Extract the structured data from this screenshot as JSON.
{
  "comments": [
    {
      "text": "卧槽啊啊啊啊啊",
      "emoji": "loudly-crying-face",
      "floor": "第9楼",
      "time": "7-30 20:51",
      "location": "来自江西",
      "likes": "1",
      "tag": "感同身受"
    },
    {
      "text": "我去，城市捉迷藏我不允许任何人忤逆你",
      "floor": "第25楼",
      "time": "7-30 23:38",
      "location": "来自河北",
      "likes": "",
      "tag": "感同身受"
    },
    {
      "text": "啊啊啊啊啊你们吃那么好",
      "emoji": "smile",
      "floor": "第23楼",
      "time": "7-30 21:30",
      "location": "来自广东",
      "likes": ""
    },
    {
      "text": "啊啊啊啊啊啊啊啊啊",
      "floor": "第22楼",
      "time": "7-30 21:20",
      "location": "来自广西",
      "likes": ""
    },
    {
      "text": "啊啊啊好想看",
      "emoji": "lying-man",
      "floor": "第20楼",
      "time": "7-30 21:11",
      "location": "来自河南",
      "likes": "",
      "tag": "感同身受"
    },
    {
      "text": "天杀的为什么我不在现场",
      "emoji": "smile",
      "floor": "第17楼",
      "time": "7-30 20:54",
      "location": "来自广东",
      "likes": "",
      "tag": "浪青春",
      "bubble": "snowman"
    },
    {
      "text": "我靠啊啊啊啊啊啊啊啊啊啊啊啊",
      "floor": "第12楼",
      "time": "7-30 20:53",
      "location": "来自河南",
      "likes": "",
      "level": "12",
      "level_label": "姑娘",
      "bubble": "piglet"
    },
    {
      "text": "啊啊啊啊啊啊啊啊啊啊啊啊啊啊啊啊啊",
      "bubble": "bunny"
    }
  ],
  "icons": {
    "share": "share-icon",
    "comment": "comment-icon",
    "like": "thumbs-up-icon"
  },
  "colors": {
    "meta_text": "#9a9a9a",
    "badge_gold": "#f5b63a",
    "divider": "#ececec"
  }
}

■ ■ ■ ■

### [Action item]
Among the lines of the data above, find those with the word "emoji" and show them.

### [Result of the exercise]
      "emoji": "loudly-crying-face",
      "emoji": "smile",
      "emoji": "lying-man",
      "emoji": "smile",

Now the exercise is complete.